Work instruction — Please reproduce the records exactly, leaving out any pictures.

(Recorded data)
======

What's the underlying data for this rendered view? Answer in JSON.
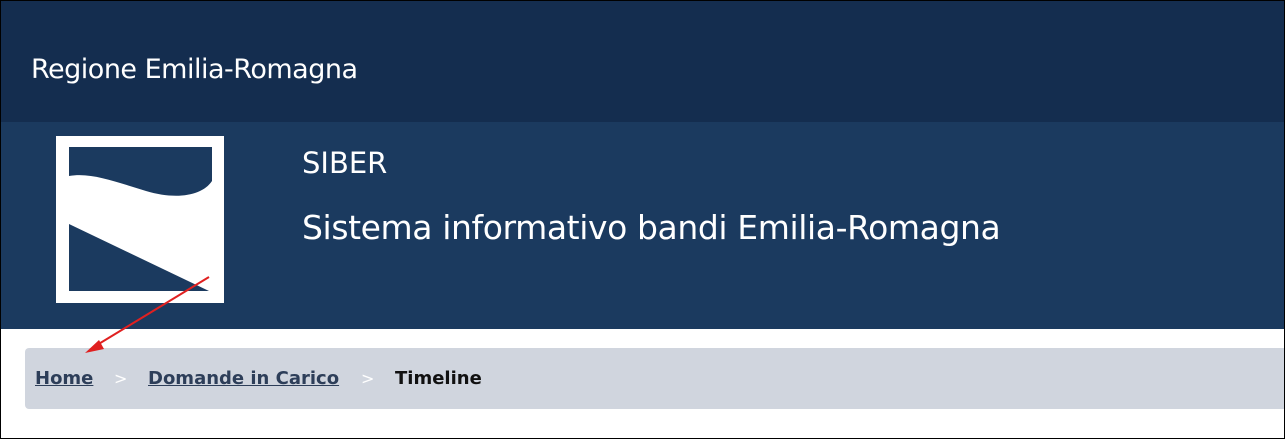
{
  "top_bar": {
    "title": "Regione Emilia-Romagna"
  },
  "header": {
    "logo_icon": "emilia-romagna-logo-icon",
    "app_name": "SIBER",
    "app_subtitle": "Sistema informativo bandi Emilia-Romagna"
  },
  "breadcrumb": {
    "items": [
      {
        "label": "Home",
        "link": true
      },
      {
        "label": "Domande in Carico",
        "link": true
      },
      {
        "label": "Timeline",
        "link": false
      }
    ],
    "separator": ">"
  },
  "annotation": {
    "icon": "red-arrow-icon",
    "color": "#e02020"
  },
  "colors": {
    "top_bar": "#142d4f",
    "header_band": "#1b3a5f",
    "breadcrumb_bg": "#d0d5de",
    "link": "#2d3e59"
  }
}
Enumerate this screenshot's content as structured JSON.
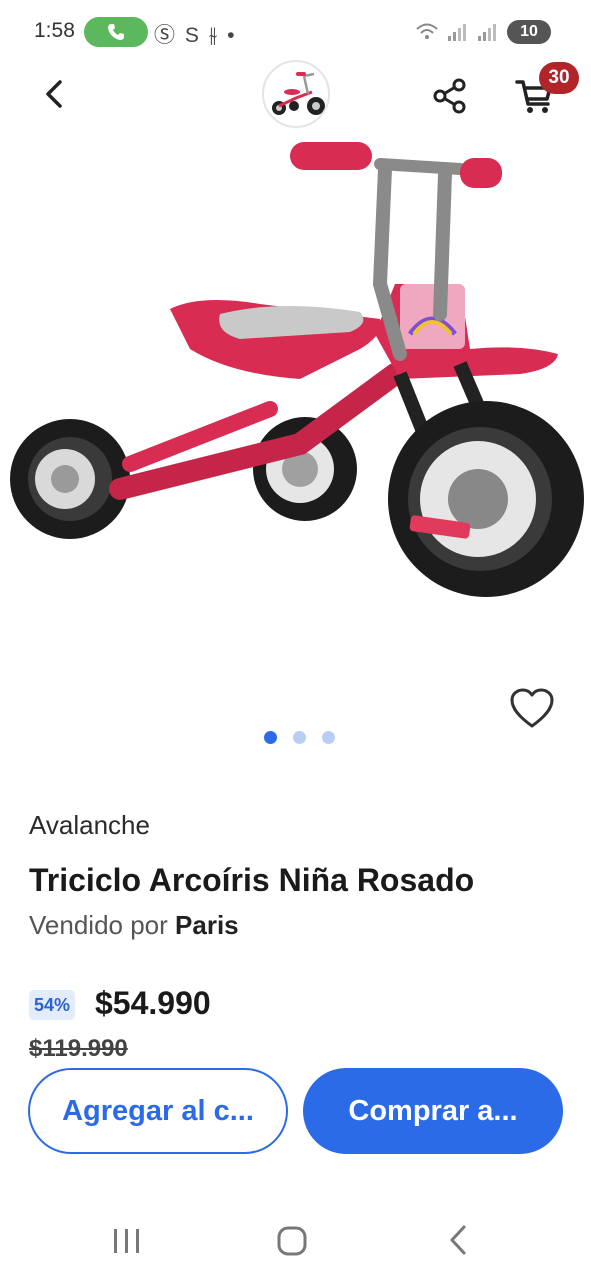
{
  "status_bar": {
    "time": "1:58",
    "left_icons": "Ⓢ S ⫳ •",
    "battery": "10"
  },
  "header": {
    "cart_count": "30"
  },
  "product": {
    "brand": "Avalanche",
    "title": "Triciclo Arcoíris Niña Rosado",
    "sold_by_label": "Vendido por",
    "seller": "Paris",
    "discount": "54%",
    "price": "$54.990",
    "old_price": "$119.990",
    "image_count": 3,
    "active_image": 1
  },
  "actions": {
    "add_to_cart": "Agregar al c...",
    "buy_now": "Comprar a..."
  },
  "colors": {
    "accent": "#2c6be8",
    "badge": "#b0242a",
    "product_pink": "#d92c52"
  },
  "icons": [
    "back-arrow-icon",
    "share-icon",
    "cart-icon",
    "heart-icon",
    "phone-icon",
    "recents-icon",
    "home-icon",
    "nav-back-icon"
  ]
}
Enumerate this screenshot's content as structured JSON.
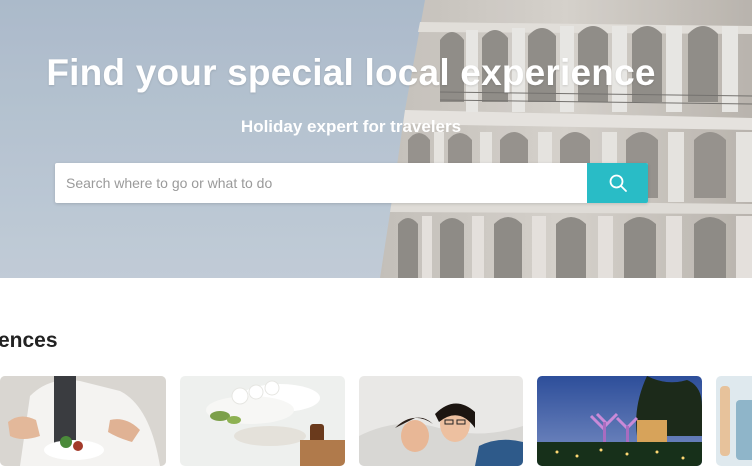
{
  "hero": {
    "title": "Find your special local experience",
    "subtitle": "Holiday expert for travelers"
  },
  "search": {
    "placeholder": "Search where to go or what to do",
    "button_icon": "search-icon",
    "accent_color": "#29bcc6"
  },
  "section": {
    "title": "ences"
  },
  "cards": [
    {
      "image": "chef-plating-food-photo"
    },
    {
      "image": "spa-towels-orchids-photo"
    },
    {
      "image": "smiling-couple-photo"
    },
    {
      "image": "gardens-by-the-bay-night-photo"
    },
    {
      "image": "partial-card-photo"
    }
  ]
}
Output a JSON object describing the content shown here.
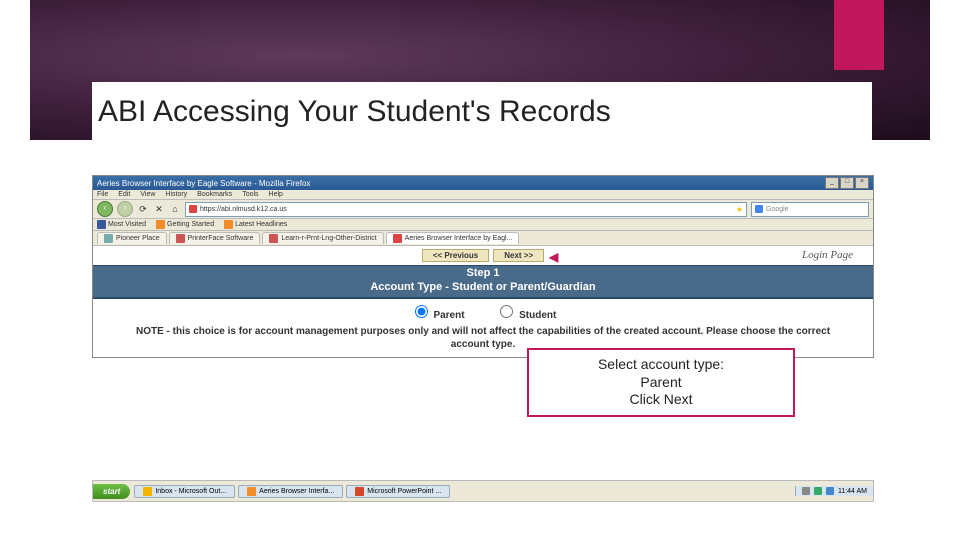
{
  "slide": {
    "title": "ABI Accessing Your Student's Records"
  },
  "browser": {
    "window_title": "Aeries Browser Interface by Eagle Software - Mozilla Firefox",
    "menu": {
      "file": "File",
      "edit": "Edit",
      "view": "View",
      "history": "History",
      "bookmarks": "Bookmarks",
      "tools": "Tools",
      "help": "Help"
    },
    "address": "https://abi.nlmusd.k12.ca.us",
    "search_engine": "Google",
    "bookmarks": {
      "most_visited": "Most Visited",
      "getting_started": "Getting Started",
      "latest": "Latest Headlines"
    },
    "tabs": {
      "t1": "Pioneer Place",
      "t2": "PrinterFace Software",
      "t3": "Learn-r-Prnt-Lng-Other-District",
      "t4": "Aeries Browser Interface by Eagl..."
    }
  },
  "page": {
    "prev": "<< Previous",
    "next": "Next >>",
    "login_label": "Login Page",
    "step": "Step 1",
    "subtitle": "Account Type - Student or Parent/Guardian",
    "radio_parent": "Parent",
    "radio_student": "Student",
    "note": "NOTE - this choice is for account management purposes only and will not affect the capabilities of the created account. Please choose the correct account type."
  },
  "callout": {
    "line1": "Select account type:",
    "line2": "Parent",
    "line3": "Click Next"
  },
  "taskbar": {
    "start": "start",
    "item1": "Inbox - Microsoft Out...",
    "item2": "Aeries Browser Interfa...",
    "item3": "Microsoft PowerPoint ...",
    "clock": "11:44 AM"
  }
}
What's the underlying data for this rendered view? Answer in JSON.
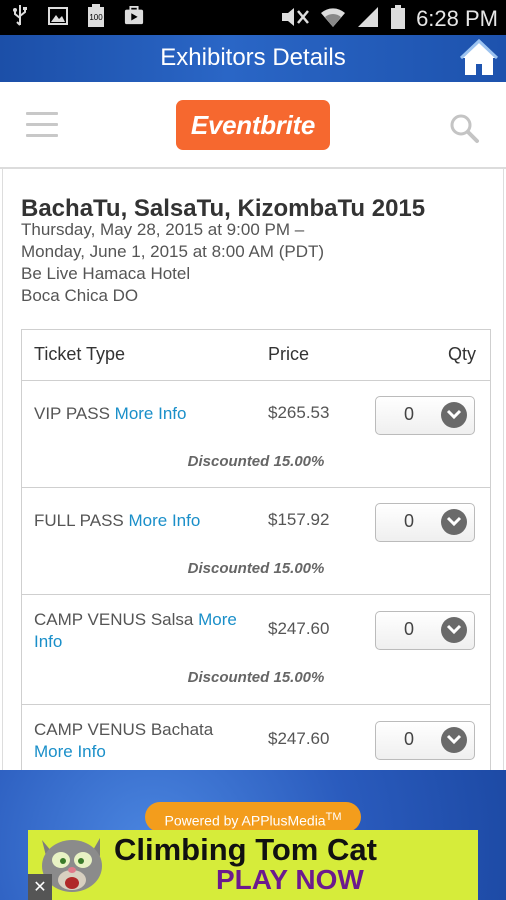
{
  "status_bar": {
    "time": "6:28 PM",
    "battery_label": "100"
  },
  "app_bar": {
    "title": "Exhibitors Details"
  },
  "nav": {
    "logo_text": "Eventbrite"
  },
  "event": {
    "title": "BachaTu, SalsaTu, KizombaTu 2015",
    "date_start": "Thursday, May 28, 2015 at 9:00 PM –",
    "date_end": "Monday, June 1, 2015 at 8:00 AM (PDT)",
    "venue": "Be Live Hamaca Hotel",
    "city": "Boca Chica DO"
  },
  "tickets": {
    "headers": {
      "type": "Ticket Type",
      "price": "Price",
      "qty": "Qty"
    },
    "rows": [
      {
        "name": "VIP PASS",
        "more": "More Info",
        "price": "$265.53",
        "qty": "0",
        "discount": "Discounted 15.00%"
      },
      {
        "name": "FULL PASS",
        "more": "More Info",
        "price": "$157.92",
        "qty": "0",
        "discount": "Discounted 15.00%"
      },
      {
        "name": "CAMP VENUS Salsa",
        "more": "More Info",
        "price": "$247.60",
        "qty": "0",
        "discount": "Discounted 15.00%"
      },
      {
        "name": "CAMP VENUS Bachata",
        "more": "More Info",
        "price": "$247.60",
        "qty": "0",
        "discount": ""
      }
    ]
  },
  "ad": {
    "powered_by": "Powered by APPlusMedia",
    "powered_by_tm": "TM",
    "banner_title": "Climbing Tom Cat",
    "banner_cta": "PLAY NOW",
    "close_label": "✕"
  },
  "colors": {
    "app_bar": "#2a66c6",
    "logo": "#f6682f",
    "link": "#1a8fc9",
    "powered": "#f39d1c",
    "banner": "#d6ec3a"
  }
}
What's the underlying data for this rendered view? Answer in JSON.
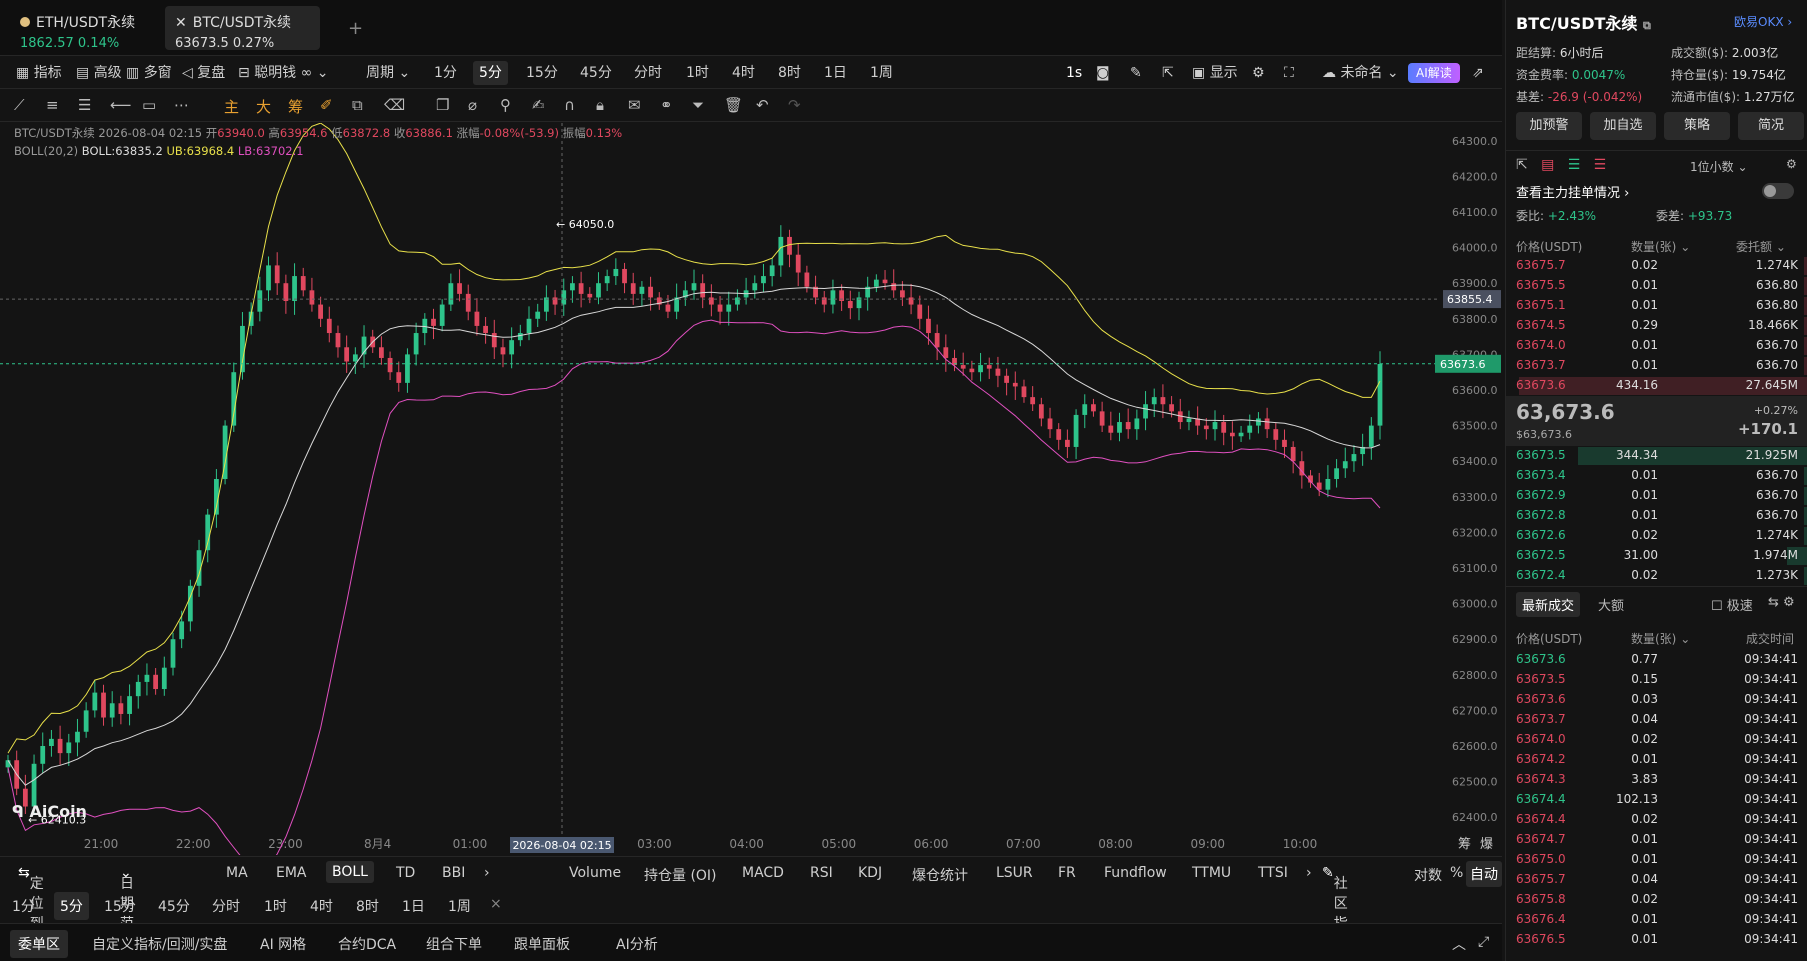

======

Reply —
What's the underlying data for this rendered view? Answer in JSON.
{
  "top_bar": {
    "title": "Regione Emilia-Romagna"
  },
  "header": {
    "logo_icon": "emilia-romagna-logo-icon",
    "app_name": "SIBER",
    "app_subtitle": "Sistema informativo bandi Emilia-Romagna"
  },
  "breadcrumb": {
    "items": [
      {
        "label": "Home",
        "link": true
      },
      {
        "label": "Domande in Carico",
        "link": true
      },
      {
        "label": "Timeline",
        "link": false
      }
    ],
    "separator": ">"
  },
  "annotation": {
    "icon": "red-arrow-icon",
    "color": "#e02020"
  },
  "colors": {
    "top_bar": "#142d4f",
    "header_band": "#1b3a5f",
    "breadcrumb_bg": "#d0d5de",
    "link": "#2d3e59"
  }
}
Enumerate this screenshot's content as structured JSON.
{
  "status_bar": {
    "time": "1:58",
    "left_icons": "Ⓢ S ⫳ •",
    "battery": "10"
  },
  "header": {
    "cart_count": "30"
  },
  "product": {
    "brand": "Avalanche",
    "title": "Triciclo Arcoíris Niña Rosado",
    "sold_by_label": "Vendido por",
    "seller": "Paris",
    "discount": "54%",
    "price": "$54.990",
    "old_price": "$119.990",
    "image_count": 3,
    "active_image": 1
  },
  "actions": {
    "add_to_cart": "Agregar al c...",
    "buy_now": "Comprar a..."
  },
  "colors": {
    "accent": "#2c6be8",
    "badge": "#b0242a",
    "product_pink": "#d92c52"
  },
  "icons": [
    "back-arrow-icon",
    "share-icon",
    "cart-icon",
    "heart-icon",
    "phone-icon",
    "recents-icon",
    "home-icon",
    "nav-back-icon"
  ]
}
Enumerate this screenshot's content as structured JSON.
{
  "hero": {
    "title": "Find your special local experience",
    "subtitle": "Holiday expert for travelers"
  },
  "search": {
    "placeholder": "Search where to go or what to do",
    "button_icon": "search-icon",
    "accent_color": "#29bcc6"
  },
  "section": {
    "title": "ences"
  },
  "cards": [
    {
      "image": "chef-plating-food-photo"
    },
    {
      "image": "spa-towels-orchids-photo"
    },
    {
      "image": "smiling-couple-photo"
    },
    {
      "image": "gardens-by-the-bay-night-photo"
    },
    {
      "image": "partial-card-photo"
    }
  ]
}
Output a JSON object describing the content shown here.
{
  "slide": {
    "title": "ABI Accessing Your Student's Records"
  },
  "browser": {
    "window_title": "Aeries Browser Interface by Eagle Software - Mozilla Firefox",
    "menu": {
      "file": "File",
      "edit": "Edit",
      "view": "View",
      "history": "History",
      "bookmarks": "Bookmarks",
      "tools": "Tools",
      "help": "Help"
    },
    "address": "https://abi.nlmusd.k12.ca.us",
    "search_engine": "Google",
    "bookmarks": {
      "most_visited": "Most Visited",
      "getting_started": "Getting Started",
      "latest": "Latest Headlines"
    },
    "tabs": {
      "t1": "Pioneer Place",
      "t2": "PrinterFace Software",
      "t3": "Learn-r-Prnt-Lng-Other-District",
      "t4": "Aeries Browser Interface by Eagl..."
    }
  },
  "page": {
    "prev": "<< Previous",
    "next": "Next >>",
    "login_label": "Login Page",
    "step": "Step 1",
    "subtitle": "Account Type - Student or Parent/Guardian",
    "radio_parent": "Parent",
    "radio_student": "Student",
    "note": "NOTE - this choice is for account management purposes only and will not affect the capabilities of the created account. Please choose the correct account type."
  },
  "callout": {
    "line1": "Select account type:",
    "line2": "Parent",
    "line3": "Click Next"
  },
  "taskbar": {
    "start": "start",
    "item1": "Inbox - Microsoft Out...",
    "item2": "Aeries Browser Interfa...",
    "item3": "Microsoft PowerPoint ...",
    "clock": "11:44 AM"
  }
}
What's the underlying data for this rendered view? Answer in JSON.
{
  "status_bar": {
    "time": "6:28 PM",
    "battery_label": "100"
  },
  "app_bar": {
    "title": "Exhibitors Details"
  },
  "nav": {
    "logo_text": "Eventbrite"
  },
  "event": {
    "title": "BachaTu, SalsaTu, KizombaTu 2015",
    "date_start": "Thursday, May 28, 2015 at 9:00 PM –",
    "date_end": "Monday, June 1, 2015 at 8:00 AM (PDT)",
    "venue": "Be Live Hamaca Hotel",
    "city": "Boca Chica DO"
  },
  "tickets": {
    "headers": {
      "type": "Ticket Type",
      "price": "Price",
      "qty": "Qty"
    },
    "rows": [
      {
        "name": "VIP PASS",
        "more": "More Info",
        "price": "$265.53",
        "qty": "0",
        "discount": "Discounted 15.00%"
      },
      {
        "name": "FULL PASS",
        "more": "More Info",
        "price": "$157.92",
        "qty": "0",
        "discount": "Discounted 15.00%"
      },
      {
        "name": "CAMP VENUS Salsa",
        "more": "More Info",
        "price": "$247.60",
        "qty": "0",
        "discount": "Discounted 15.00%"
      },
      {
        "name": "CAMP VENUS Bachata",
        "more": "More Info",
        "price": "$247.60",
        "qty": "0",
        "discount": ""
      }
    ]
  },
  "ad": {
    "powered_by": "Powered by APPlusMedia",
    "powered_by_tm": "TM",
    "banner_title": "Climbing Tom Cat",
    "banner_cta": "PLAY NOW",
    "close_label": "✕"
  },
  "colors": {
    "app_bar": "#2a66c6",
    "logo": "#f6682f",
    "link": "#1a8fc9",
    "powered": "#f39d1c",
    "banner": "#d6ec3a"
  }
}
What's the underlying data for this rendered view? Answer in JSON.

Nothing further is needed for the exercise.